---------- Information shown

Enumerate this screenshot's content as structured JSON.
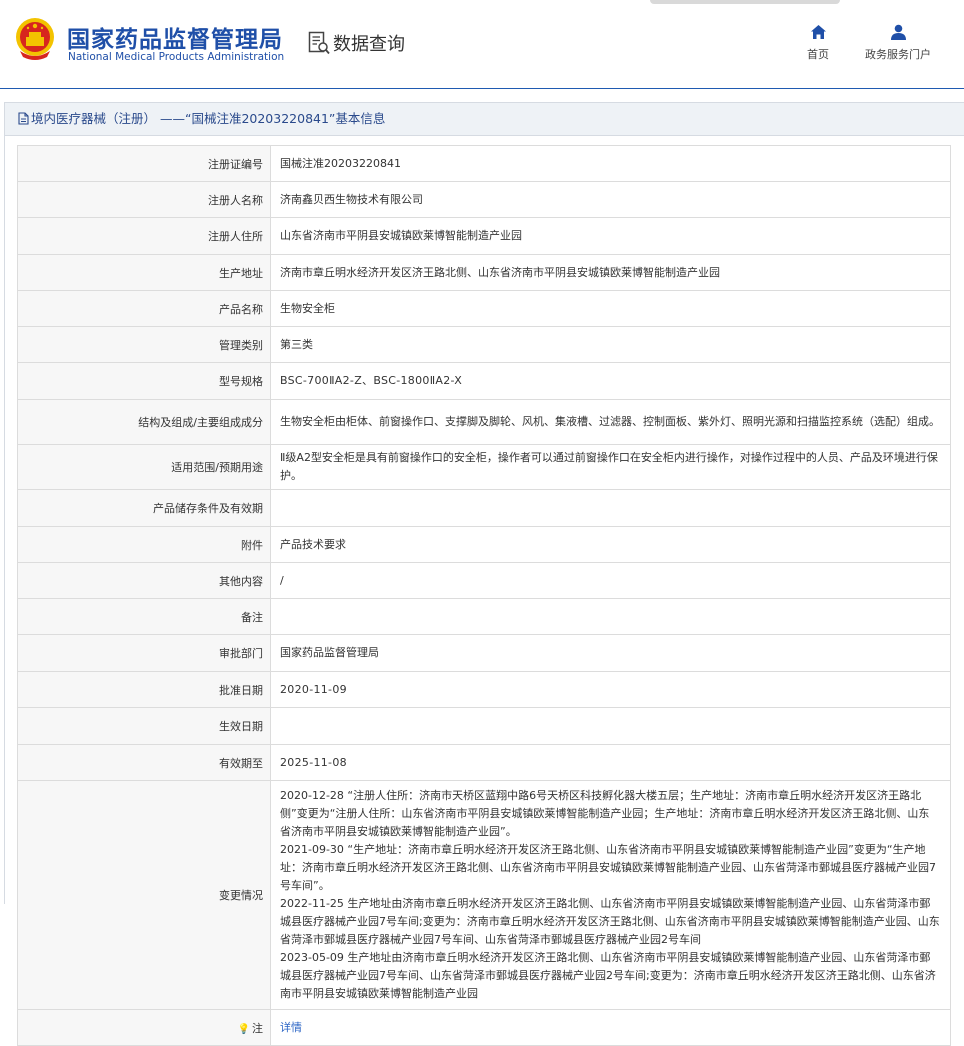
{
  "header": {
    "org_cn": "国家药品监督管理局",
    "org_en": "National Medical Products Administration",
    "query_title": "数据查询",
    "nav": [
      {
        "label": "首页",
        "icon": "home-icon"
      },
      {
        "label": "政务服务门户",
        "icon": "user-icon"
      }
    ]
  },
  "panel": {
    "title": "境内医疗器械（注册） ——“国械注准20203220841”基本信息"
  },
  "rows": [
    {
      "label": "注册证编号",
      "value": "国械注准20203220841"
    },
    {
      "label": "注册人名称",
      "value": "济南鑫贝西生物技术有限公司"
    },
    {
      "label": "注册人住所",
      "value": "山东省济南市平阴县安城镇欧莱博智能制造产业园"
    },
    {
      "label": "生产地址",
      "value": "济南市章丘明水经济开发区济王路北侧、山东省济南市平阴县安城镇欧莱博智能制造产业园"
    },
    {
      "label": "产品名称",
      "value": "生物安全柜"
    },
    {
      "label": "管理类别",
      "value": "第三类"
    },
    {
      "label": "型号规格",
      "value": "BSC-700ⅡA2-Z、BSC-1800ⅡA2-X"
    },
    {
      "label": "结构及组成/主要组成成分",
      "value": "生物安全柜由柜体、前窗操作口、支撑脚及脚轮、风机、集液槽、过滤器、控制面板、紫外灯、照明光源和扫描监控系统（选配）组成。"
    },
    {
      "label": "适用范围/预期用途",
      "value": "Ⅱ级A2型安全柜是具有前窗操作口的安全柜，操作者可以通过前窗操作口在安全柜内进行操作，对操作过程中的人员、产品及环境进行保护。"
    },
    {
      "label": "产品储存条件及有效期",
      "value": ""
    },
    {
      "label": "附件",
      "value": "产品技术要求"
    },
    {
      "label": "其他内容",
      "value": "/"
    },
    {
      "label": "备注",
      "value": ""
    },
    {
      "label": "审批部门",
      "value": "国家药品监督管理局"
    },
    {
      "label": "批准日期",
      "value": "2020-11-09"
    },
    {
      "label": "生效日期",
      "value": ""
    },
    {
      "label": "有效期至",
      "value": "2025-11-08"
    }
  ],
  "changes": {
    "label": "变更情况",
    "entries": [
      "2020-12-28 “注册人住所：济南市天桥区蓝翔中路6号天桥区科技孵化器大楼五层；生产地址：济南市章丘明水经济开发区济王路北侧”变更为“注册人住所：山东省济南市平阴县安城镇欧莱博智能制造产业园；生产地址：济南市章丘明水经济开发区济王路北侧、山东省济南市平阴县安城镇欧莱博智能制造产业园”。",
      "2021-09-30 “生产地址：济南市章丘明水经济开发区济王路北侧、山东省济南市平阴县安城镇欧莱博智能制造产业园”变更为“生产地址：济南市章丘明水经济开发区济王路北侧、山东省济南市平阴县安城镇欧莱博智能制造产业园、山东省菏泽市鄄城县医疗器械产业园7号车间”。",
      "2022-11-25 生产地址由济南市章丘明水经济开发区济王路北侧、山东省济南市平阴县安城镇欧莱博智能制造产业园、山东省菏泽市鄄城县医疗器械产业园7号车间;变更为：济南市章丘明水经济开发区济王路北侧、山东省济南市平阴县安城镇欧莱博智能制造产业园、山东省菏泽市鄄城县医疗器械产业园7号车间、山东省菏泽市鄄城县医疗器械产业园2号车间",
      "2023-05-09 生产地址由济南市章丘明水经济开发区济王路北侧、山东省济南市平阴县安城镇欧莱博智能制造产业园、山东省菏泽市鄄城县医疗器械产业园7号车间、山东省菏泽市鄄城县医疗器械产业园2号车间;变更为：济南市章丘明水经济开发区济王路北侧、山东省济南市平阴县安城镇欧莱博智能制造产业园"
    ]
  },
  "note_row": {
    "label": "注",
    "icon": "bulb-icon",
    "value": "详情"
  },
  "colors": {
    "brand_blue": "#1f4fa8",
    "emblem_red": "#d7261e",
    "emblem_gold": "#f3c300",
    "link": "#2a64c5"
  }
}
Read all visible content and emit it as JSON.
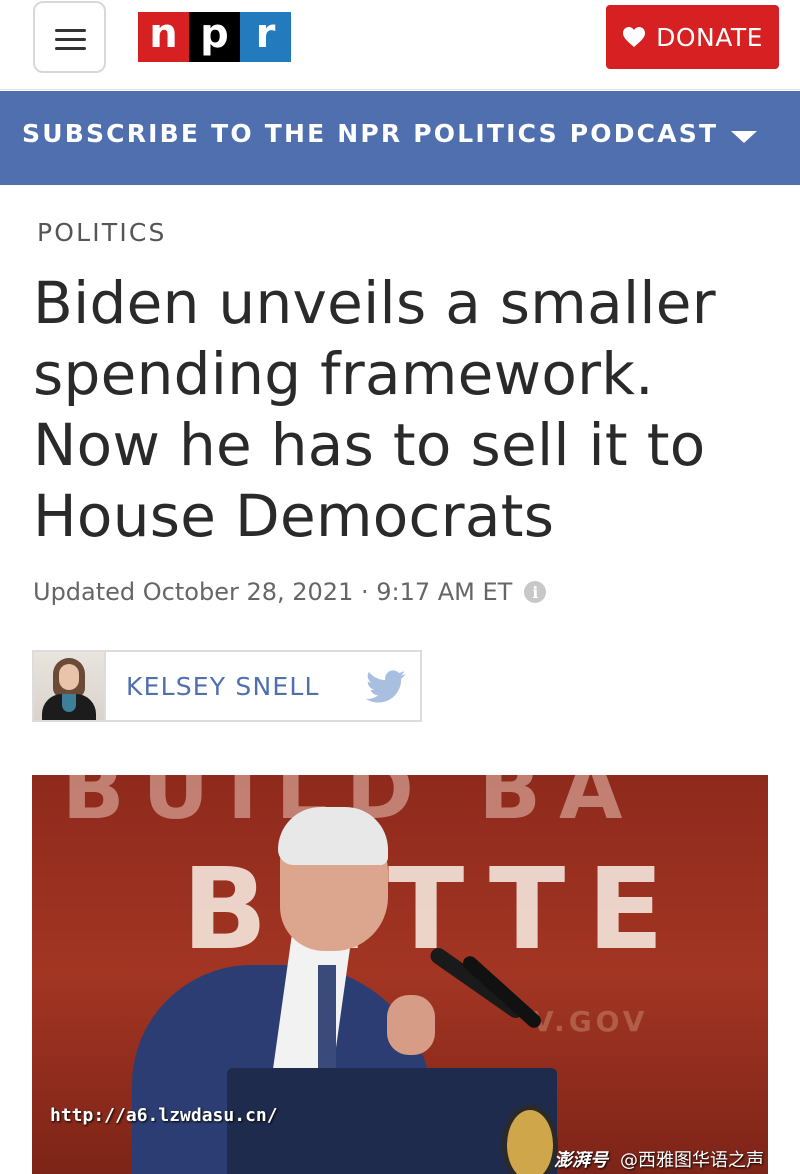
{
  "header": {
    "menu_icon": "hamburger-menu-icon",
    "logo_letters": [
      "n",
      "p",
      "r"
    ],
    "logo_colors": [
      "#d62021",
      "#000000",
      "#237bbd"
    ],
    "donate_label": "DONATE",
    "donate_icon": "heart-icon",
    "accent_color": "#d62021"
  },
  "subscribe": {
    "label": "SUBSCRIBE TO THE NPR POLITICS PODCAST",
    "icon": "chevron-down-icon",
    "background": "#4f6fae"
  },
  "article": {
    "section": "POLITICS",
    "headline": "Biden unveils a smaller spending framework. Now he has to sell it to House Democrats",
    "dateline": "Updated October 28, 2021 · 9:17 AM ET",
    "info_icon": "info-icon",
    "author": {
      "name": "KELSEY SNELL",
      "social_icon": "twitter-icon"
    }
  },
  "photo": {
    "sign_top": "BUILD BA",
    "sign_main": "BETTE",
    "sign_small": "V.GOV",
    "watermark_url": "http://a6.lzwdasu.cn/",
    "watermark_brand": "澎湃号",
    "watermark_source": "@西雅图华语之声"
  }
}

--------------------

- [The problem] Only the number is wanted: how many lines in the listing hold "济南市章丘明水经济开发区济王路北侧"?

- [Reply to the task] 5